The Family and Medical Leave Act (FMLA) is in place to provide eligible employees up to 12 weeks of unpaid leave per year for a qualifying condition, such as the birth of a child or to care for an ill spouse.
To take advantage of FMLA benefits, you must first determine if you're eligible. If you are, it's time to take a few key steps.
First off, you're required by law to provide a 30-day advance notice when practicable. It's not always possible, and in that case, you should provide notice to your employer as soon as possible.
Also, you must provide information to the employer so that they can determine whether the requested leave is covered by FMLA.
Will you receive pay during FMLA leave?
The FMLA does not require paid leave, so you should not expect to receive your normal paycheck during this time. However, the law does permit you to use paid vacation leave or sick time for some or all of your leave, thus allowing you to receive your pay.
Your employer may also require you to use vacation or paid sick time before FMLA kicks in.
Taking FMLA leave doesn't have to be a hassle. As long as you know what's expected of you and how to proceed, everything should come together.

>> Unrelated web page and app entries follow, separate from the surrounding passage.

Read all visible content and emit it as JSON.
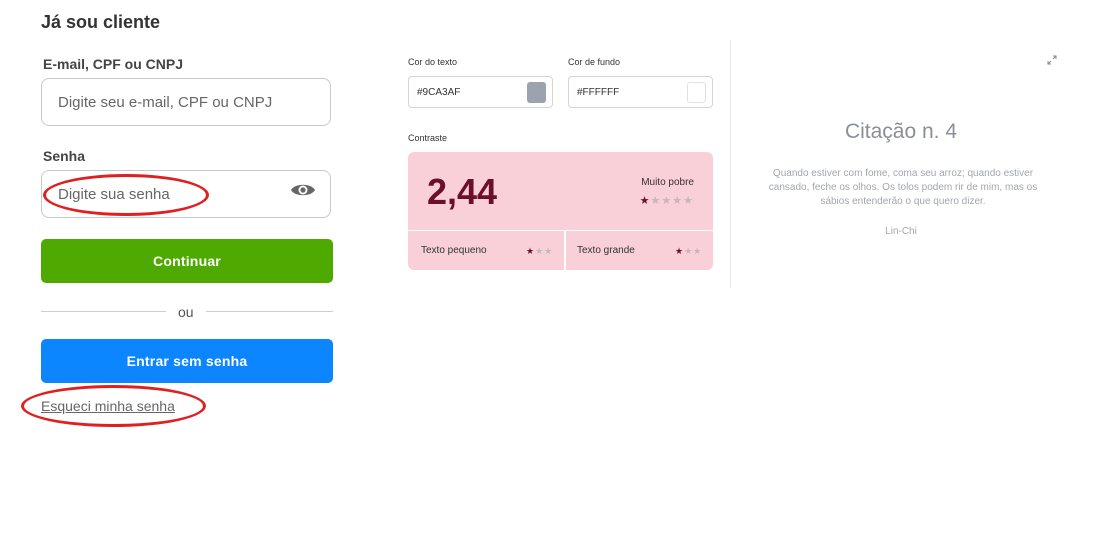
{
  "login": {
    "title": "Já sou cliente",
    "email_label": "E-mail, CPF ou CNPJ",
    "email_placeholder": "Digite seu e-mail, CPF ou CNPJ",
    "password_label": "Senha",
    "password_placeholder": "Digite sua senha",
    "continue_button": "Continuar",
    "divider_text": "ou",
    "passwordless_button": "Entrar sem senha",
    "forgot_link": "Esqueci minha senha"
  },
  "contrast_tool": {
    "text_color_label": "Cor do texto",
    "text_color_value": "#9CA3AF",
    "text_color_swatch": "#9ca3af",
    "background_label": "Cor de fundo",
    "background_value": "#FFFFFF",
    "background_swatch": "#ffffff",
    "contrast_label": "Contraste",
    "contrast_value": "2,44",
    "rating_text": "Muito pobre",
    "rating_stars": 1,
    "rating_max": 5,
    "small_text_label": "Texto pequeno",
    "small_text_stars": 1,
    "large_text_label": "Texto grande",
    "large_text_stars": 1,
    "level_max": 3,
    "box_color": "#f9d0d8",
    "value_color": "#6b0f2a"
  },
  "quote": {
    "title": "Citação n. 4",
    "text": "Quando estiver com fome, coma seu arroz; quando estiver cansado, feche os olhos. Os tolos podem rir de mim, mas os sábios entenderão o que quero dizer.",
    "author": "Lin-Chi"
  },
  "colors": {
    "continue_green": "#4eaa00",
    "passwordless_blue": "#0c86ff",
    "annotation_red": "#e02020"
  },
  "icons": {
    "password_toggle": "eye-icon",
    "expand": "expand-icon"
  }
}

Unfortunately, there are times when an employer fights back against FMLA leave, thus making life even more difficult on the employee. If this happens to you, learn more about your legal rights and how to hold your employer responsible for breaking the law.